_Task brief_. Return the line containing "What data populates" and every line after it through the end of the entries below, with no other lines.
━━ Information
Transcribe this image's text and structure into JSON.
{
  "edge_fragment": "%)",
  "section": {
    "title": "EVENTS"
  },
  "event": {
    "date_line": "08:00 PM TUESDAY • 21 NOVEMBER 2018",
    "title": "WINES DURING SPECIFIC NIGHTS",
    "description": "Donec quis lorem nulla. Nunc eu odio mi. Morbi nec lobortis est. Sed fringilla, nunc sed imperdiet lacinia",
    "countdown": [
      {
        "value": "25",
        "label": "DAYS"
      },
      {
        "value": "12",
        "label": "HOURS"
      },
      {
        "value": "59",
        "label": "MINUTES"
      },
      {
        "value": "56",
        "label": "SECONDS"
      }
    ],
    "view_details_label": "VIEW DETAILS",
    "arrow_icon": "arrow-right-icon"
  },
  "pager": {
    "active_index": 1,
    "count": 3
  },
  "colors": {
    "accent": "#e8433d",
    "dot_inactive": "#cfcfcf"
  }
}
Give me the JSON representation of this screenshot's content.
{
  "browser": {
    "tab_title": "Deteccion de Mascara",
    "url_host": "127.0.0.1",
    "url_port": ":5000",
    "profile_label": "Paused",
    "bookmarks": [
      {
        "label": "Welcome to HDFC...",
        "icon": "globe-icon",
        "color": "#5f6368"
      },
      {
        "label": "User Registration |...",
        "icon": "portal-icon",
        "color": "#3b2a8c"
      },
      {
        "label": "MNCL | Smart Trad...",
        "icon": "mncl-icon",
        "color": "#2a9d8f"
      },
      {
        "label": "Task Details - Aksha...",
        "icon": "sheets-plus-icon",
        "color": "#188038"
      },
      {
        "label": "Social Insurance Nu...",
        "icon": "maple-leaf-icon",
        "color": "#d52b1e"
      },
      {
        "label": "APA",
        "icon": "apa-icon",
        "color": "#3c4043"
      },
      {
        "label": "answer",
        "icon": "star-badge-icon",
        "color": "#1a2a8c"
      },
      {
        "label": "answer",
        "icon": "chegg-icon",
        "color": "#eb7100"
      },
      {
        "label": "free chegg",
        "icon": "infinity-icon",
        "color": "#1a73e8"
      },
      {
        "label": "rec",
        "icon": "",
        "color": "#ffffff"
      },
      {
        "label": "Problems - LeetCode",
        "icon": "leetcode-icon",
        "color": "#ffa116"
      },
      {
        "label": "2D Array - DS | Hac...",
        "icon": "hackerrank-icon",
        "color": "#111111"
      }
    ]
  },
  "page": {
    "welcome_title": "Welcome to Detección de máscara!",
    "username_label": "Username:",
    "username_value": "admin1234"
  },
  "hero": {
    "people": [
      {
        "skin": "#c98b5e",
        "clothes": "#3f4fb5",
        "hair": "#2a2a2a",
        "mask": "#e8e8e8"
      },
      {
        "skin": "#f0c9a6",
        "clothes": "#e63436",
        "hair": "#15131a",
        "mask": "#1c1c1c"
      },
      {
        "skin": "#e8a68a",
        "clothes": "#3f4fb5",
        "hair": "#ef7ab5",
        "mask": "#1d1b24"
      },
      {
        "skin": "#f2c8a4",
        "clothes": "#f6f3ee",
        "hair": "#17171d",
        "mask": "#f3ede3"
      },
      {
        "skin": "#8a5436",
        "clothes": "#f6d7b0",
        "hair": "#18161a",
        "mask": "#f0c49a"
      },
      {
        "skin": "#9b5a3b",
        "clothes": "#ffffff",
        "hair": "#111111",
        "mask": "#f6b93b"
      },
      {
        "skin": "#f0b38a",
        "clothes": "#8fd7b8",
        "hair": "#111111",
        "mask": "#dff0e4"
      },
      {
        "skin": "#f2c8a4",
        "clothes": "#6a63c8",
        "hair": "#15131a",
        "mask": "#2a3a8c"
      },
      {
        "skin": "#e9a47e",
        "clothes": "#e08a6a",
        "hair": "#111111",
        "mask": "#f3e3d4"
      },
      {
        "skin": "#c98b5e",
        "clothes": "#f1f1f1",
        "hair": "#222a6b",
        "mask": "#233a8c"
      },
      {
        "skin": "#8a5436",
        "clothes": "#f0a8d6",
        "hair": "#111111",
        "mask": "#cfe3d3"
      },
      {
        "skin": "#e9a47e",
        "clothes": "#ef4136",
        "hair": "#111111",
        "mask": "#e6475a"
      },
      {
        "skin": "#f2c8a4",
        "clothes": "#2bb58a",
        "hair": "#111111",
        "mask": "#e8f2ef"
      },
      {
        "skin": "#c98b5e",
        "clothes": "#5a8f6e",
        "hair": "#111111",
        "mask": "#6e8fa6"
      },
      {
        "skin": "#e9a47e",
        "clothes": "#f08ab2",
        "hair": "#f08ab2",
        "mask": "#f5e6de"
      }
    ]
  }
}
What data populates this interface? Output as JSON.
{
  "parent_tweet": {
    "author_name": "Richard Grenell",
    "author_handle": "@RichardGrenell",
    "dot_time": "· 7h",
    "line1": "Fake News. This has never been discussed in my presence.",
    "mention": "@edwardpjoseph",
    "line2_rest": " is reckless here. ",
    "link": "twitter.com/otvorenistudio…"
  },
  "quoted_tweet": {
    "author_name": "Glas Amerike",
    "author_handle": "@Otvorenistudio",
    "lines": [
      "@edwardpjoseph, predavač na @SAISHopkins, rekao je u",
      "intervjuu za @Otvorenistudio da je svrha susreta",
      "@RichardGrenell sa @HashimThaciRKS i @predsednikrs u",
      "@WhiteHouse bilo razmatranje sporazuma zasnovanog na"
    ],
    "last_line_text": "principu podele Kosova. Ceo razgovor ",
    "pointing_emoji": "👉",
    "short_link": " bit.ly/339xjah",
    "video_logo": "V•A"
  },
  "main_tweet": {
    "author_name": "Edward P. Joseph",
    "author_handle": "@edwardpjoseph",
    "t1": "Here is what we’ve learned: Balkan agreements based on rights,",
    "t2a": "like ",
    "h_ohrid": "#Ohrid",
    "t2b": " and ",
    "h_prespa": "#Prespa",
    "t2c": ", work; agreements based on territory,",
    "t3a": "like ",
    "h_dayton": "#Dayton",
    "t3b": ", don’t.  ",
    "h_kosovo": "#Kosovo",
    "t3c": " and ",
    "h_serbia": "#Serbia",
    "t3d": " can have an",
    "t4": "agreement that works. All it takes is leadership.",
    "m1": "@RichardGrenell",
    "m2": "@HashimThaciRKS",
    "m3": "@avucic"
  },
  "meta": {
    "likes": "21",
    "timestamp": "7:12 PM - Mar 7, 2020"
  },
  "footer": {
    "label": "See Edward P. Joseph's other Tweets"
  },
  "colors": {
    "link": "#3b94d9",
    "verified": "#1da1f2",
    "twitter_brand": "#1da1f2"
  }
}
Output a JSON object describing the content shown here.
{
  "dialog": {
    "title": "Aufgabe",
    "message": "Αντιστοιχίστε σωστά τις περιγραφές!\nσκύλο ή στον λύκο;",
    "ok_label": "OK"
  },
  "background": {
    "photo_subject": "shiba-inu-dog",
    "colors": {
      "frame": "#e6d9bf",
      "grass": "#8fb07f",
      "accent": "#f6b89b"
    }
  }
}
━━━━
_Final answer_.
What data populates this interface? Output as JSON.
{
  "parent_tweet": {
    "author_name": "Richard Grenell",
    "author_handle": "@RichardGrenell",
    "dot_time": "· 7h",
    "line1": "Fake News. This has never been discussed in my presence.",
    "mention": "@edwardpjoseph",
    "line2_rest": " is reckless here. ",
    "link": "twitter.com/otvorenistudio…"
  },
  "quoted_tweet": {
    "author_name": "Glas Amerike",
    "author_handle": "@Otvorenistudio",
    "lines": [
      "@edwardpjoseph, predavač na @SAISHopkins, rekao je u",
      "intervjuu za @Otvorenistudio da je svrha susreta",
      "@RichardGrenell sa @HashimThaciRKS i @predsednikrs u",
      "@WhiteHouse bilo razmatranje sporazuma zasnovanog na"
    ],
    "last_line_text": "principu podele Kosova. Ceo razgovor ",
    "pointing_emoji": "👉",
    "short_link": " bit.ly/339xjah",
    "video_logo": "V•A"
  },
  "main_tweet": {
    "author_name": "Edward P. Joseph",
    "author_handle": "@edwardpjoseph",
    "t1": "Here is what we’ve learned: Balkan agreements based on rights,",
    "t2a": "like ",
    "h_ohrid": "#Ohrid",
    "t2b": " and ",
    "h_prespa": "#Prespa",
    "t2c": ", work; agreements based on territory,",
    "t3a": "like ",
    "h_dayton": "#Dayton",
    "t3b": ", don’t.  ",
    "h_kosovo": "#Kosovo",
    "t3c": " and ",
    "h_serbia": "#Serbia",
    "t3d": " can have an",
    "t4": "agreement that works. All it takes is leadership.",
    "m1": "@RichardGrenell",
    "m2": "@HashimThaciRKS",
    "m3": "@avucic"
  },
  "meta": {
    "likes": "21",
    "timestamp": "7:12 PM - Mar 7, 2020"
  },
  "footer": {
    "label": "See Edward P. Joseph's other Tweets"
  },
  "colors": {
    "link": "#3b94d9",
    "verified": "#1da1f2",
    "twitter_brand": "#1da1f2"
  }
}
Output a JSON object describing the content shown here.
{
  "dialog": {
    "title": "Aufgabe",
    "message": "Αντιστοιχίστε σωστά τις περιγραφές!\nσκύλο ή στον λύκο;",
    "ok_label": "OK"
  },
  "background": {
    "photo_subject": "shiba-inu-dog",
    "colors": {
      "frame": "#e6d9bf",
      "grass": "#8fb07f",
      "accent": "#f6b89b"
    }
  }
}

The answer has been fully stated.